> **Excerpted data**:
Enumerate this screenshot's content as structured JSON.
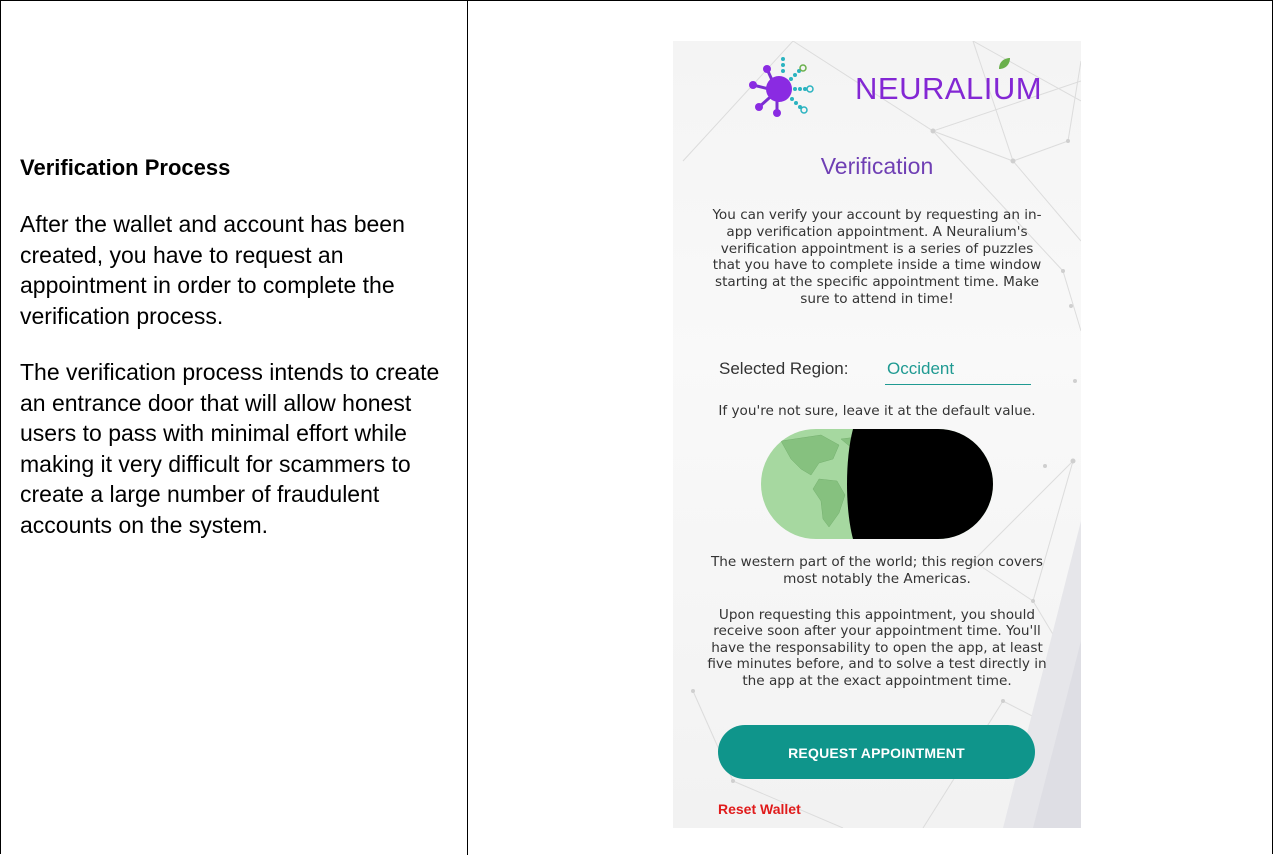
{
  "left_panel": {
    "heading": "Verification Process",
    "paragraph_1": "After the wallet and account has been created, you have to request an appointment in order to complete the verification process.",
    "paragraph_2": "The verification process intends to create an entrance door that will allow honest users to pass with minimal effort while making it very difficult for scammers to create a large number of fraudulent accounts on the system."
  },
  "app": {
    "logo_text": "NEURALIUM",
    "title": "Verification",
    "description": "You can verify your account by requesting an in-app verification appointment. A Neuralium's verification appointment is a series of puzzles that you have to complete inside a time window starting at the specific appointment time. Make sure to attend in time!",
    "region_label": "Selected Region:",
    "region_value": "Occident",
    "hint": "If you're not sure, leave it at the default value.",
    "globe_caption": "The western part of the world; this region covers most notably the Americas.",
    "info": "Upon requesting this appointment, you should receive soon after your appointment time. You'll have the responsability to open the app, at least five minutes before, and to solve a test directly in the app at the exact appointment time.",
    "request_button": "REQUEST APPOINTMENT",
    "reset_link": "Reset Wallet"
  },
  "colors": {
    "brand_purple": "#8327d4",
    "title_purple": "#6f3fb4",
    "teal": "#0f958b",
    "reset_red": "#e01b1b",
    "map_green": "#9fd39a"
  }
}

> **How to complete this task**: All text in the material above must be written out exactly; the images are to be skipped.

> **Response for this exercise**:
Enumerate this screenshot's content as structured JSON.
{
  "left_panel": {
    "heading": "Verification Process",
    "paragraph_1": "After the wallet and account has been created, you have to request an appointment in order to complete the verification process.",
    "paragraph_2": "The verification process intends to create an entrance door that will allow honest users to pass with minimal effort while making it very difficult for scammers to create a large number of fraudulent accounts on the system."
  },
  "app": {
    "logo_text": "NEURALIUM",
    "title": "Verification",
    "description": "You can verify your account by requesting an in-app verification appointment. A Neuralium's verification appointment is a series of puzzles that you have to complete inside a time window starting at the specific appointment time. Make sure to attend in time!",
    "region_label": "Selected Region:",
    "region_value": "Occident",
    "hint": "If you're not sure, leave it at the default value.",
    "globe_caption": "The western part of the world; this region covers most notably the Americas.",
    "info": "Upon requesting this appointment, you should receive soon after your appointment time. You'll have the responsability to open the app, at least five minutes before, and to solve a test directly in the app at the exact appointment time.",
    "request_button": "REQUEST APPOINTMENT",
    "reset_link": "Reset Wallet"
  },
  "colors": {
    "brand_purple": "#8327d4",
    "title_purple": "#6f3fb4",
    "teal": "#0f958b",
    "reset_red": "#e01b1b",
    "map_green": "#9fd39a"
  }
}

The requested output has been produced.